THE PROBLEM
Only the lines from the one containing "Serialize everything readable" to the end of the data should be copied, exactly and without pictures.

SUPPLIED RECORDS

- - - -

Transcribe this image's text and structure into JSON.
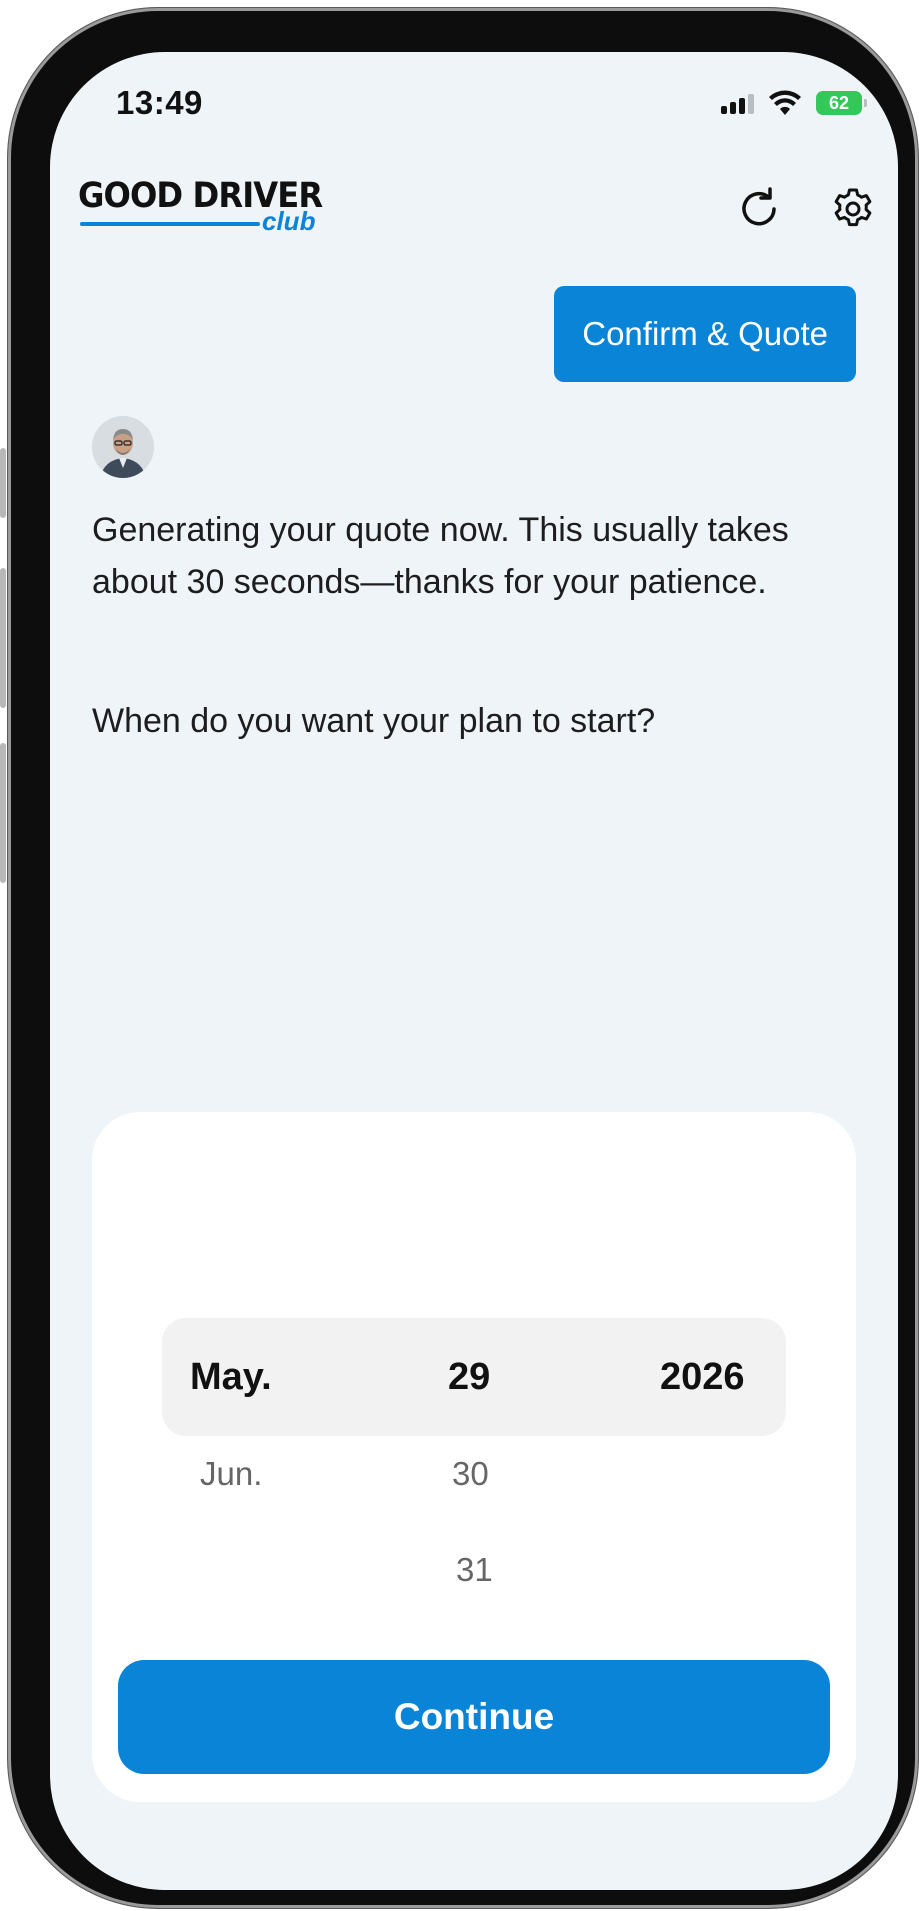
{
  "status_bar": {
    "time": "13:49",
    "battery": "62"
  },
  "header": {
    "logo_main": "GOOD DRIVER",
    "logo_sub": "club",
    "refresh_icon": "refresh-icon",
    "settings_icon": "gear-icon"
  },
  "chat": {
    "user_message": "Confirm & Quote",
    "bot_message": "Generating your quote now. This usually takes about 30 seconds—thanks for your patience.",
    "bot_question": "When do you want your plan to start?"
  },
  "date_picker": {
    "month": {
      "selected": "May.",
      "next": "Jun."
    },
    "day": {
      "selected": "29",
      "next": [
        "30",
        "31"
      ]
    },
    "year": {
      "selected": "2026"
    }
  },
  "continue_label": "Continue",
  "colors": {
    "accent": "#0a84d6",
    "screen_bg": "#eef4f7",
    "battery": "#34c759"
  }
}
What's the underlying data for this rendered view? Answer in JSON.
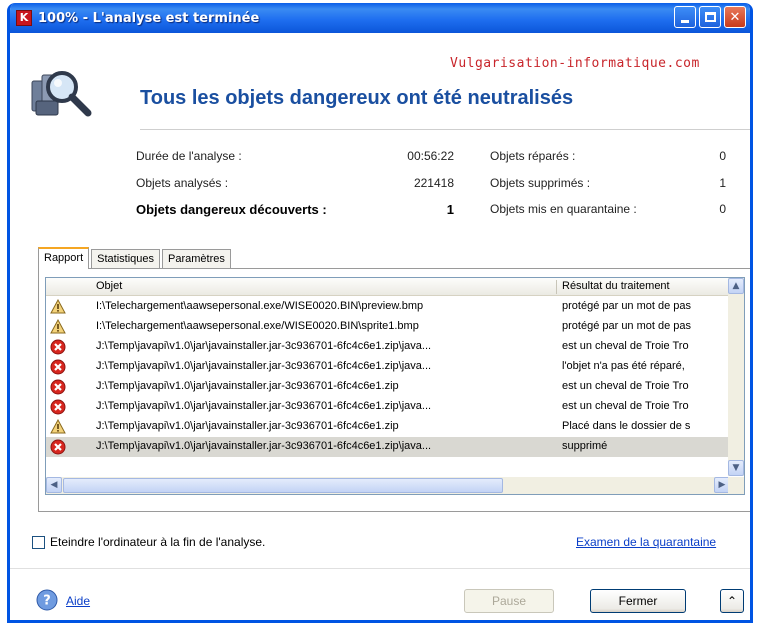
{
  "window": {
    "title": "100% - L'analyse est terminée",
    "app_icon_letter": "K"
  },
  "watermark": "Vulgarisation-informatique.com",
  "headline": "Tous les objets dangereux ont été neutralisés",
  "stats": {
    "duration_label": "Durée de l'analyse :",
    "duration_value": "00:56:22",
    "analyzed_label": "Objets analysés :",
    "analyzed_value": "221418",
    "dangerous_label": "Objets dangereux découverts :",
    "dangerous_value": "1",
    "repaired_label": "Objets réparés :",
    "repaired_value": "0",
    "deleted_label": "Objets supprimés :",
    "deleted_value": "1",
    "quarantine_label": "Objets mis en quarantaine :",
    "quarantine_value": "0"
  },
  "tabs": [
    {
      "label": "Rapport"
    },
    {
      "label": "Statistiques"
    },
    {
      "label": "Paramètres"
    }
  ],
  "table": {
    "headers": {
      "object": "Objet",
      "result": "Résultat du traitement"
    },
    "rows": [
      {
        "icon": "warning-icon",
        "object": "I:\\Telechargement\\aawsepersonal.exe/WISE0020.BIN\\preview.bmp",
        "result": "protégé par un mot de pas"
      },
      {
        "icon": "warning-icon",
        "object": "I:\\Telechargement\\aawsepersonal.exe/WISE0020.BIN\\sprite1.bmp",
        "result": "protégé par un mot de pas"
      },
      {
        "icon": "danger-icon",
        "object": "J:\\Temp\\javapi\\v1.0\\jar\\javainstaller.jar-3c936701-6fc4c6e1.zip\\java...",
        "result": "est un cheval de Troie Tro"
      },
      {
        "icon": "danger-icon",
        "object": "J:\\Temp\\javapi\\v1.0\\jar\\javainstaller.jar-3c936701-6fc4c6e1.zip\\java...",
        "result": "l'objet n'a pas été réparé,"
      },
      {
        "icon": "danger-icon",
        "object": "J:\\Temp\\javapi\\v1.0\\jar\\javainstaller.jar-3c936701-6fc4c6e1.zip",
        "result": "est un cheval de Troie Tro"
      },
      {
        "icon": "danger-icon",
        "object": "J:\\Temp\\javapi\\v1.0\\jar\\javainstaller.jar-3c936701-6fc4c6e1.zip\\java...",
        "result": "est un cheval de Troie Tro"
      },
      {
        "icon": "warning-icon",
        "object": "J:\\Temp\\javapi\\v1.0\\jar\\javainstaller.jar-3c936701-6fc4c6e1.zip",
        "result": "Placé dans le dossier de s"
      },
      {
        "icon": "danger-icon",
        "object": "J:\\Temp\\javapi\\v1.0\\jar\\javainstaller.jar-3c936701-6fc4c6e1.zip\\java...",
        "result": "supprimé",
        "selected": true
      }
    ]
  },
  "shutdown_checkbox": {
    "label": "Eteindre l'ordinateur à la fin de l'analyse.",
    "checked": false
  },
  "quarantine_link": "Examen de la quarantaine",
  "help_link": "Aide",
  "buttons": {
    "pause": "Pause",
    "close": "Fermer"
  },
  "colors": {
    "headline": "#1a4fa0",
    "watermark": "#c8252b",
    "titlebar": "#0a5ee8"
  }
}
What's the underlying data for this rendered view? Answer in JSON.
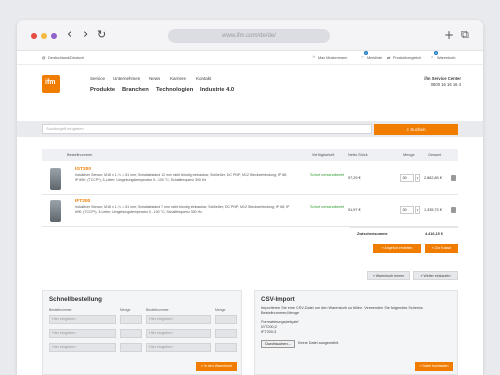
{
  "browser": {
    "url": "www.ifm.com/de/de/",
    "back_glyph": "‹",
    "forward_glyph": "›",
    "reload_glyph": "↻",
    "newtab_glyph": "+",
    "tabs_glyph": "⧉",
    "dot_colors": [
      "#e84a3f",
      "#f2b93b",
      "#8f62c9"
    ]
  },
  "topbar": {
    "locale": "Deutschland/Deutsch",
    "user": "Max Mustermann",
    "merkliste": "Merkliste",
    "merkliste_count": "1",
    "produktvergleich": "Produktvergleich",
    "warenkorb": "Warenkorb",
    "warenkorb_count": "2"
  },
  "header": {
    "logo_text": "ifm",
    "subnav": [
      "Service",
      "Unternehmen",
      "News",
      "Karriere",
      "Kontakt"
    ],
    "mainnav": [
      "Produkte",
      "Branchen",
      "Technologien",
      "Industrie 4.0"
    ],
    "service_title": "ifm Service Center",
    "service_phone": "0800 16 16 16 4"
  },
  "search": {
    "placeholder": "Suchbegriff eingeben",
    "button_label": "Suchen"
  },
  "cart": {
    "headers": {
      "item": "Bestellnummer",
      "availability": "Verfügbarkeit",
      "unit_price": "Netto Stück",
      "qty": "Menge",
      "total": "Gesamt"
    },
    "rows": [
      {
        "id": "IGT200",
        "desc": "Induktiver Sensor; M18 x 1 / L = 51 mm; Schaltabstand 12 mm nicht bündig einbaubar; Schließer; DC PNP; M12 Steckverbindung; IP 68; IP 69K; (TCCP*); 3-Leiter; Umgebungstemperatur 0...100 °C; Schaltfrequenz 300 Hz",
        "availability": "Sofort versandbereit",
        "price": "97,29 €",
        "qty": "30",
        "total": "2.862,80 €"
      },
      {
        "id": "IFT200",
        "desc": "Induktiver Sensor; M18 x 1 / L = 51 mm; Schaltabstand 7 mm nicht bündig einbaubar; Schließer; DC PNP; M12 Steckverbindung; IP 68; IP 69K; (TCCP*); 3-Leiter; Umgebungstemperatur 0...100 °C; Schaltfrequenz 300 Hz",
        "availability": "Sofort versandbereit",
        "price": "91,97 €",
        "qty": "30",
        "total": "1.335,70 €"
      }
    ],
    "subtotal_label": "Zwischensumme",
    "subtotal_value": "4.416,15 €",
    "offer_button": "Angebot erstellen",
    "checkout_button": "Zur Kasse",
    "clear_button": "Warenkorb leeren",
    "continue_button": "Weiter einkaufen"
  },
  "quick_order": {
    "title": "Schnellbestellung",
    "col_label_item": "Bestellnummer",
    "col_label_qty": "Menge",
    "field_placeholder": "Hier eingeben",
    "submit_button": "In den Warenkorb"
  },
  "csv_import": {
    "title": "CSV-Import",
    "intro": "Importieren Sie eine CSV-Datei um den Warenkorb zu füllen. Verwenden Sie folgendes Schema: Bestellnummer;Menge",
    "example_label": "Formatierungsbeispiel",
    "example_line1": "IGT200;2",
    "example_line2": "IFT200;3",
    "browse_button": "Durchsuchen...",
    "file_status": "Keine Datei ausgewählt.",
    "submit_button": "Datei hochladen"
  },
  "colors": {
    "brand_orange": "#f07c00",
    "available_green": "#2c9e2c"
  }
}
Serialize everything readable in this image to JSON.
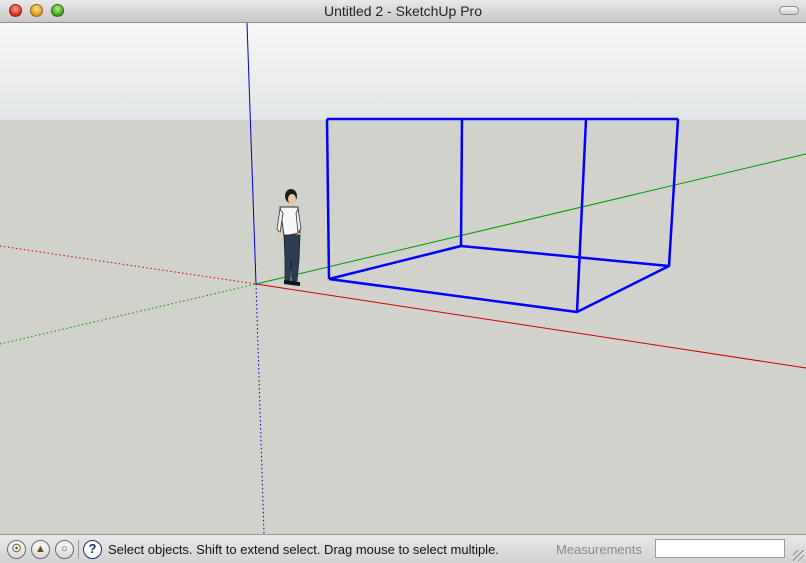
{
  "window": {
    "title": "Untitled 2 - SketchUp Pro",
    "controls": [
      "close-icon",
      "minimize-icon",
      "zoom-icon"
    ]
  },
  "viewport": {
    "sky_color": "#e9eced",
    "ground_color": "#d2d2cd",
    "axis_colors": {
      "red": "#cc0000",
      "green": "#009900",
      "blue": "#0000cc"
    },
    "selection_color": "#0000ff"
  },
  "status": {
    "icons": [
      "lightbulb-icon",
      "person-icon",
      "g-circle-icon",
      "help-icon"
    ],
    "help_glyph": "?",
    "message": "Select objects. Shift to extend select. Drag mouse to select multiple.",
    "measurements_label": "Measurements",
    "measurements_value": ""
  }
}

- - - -

SOLUTION TO THIS TASK
Serialize everything readable in this image to JSON.
{
  "window": {
    "title": "Untitled 2 - SketchUp Pro",
    "controls": [
      "close-icon",
      "minimize-icon",
      "zoom-icon"
    ]
  },
  "viewport": {
    "sky_color": "#e9eced",
    "ground_color": "#d2d2cd",
    "axis_colors": {
      "red": "#cc0000",
      "green": "#009900",
      "blue": "#0000cc"
    },
    "selection_color": "#0000ff"
  },
  "status": {
    "icons": [
      "lightbulb-icon",
      "person-icon",
      "g-circle-icon",
      "help-icon"
    ],
    "help_glyph": "?",
    "message": "Select objects. Shift to extend select. Drag mouse to select multiple.",
    "measurements_label": "Measurements",
    "measurements_value": ""
  }
}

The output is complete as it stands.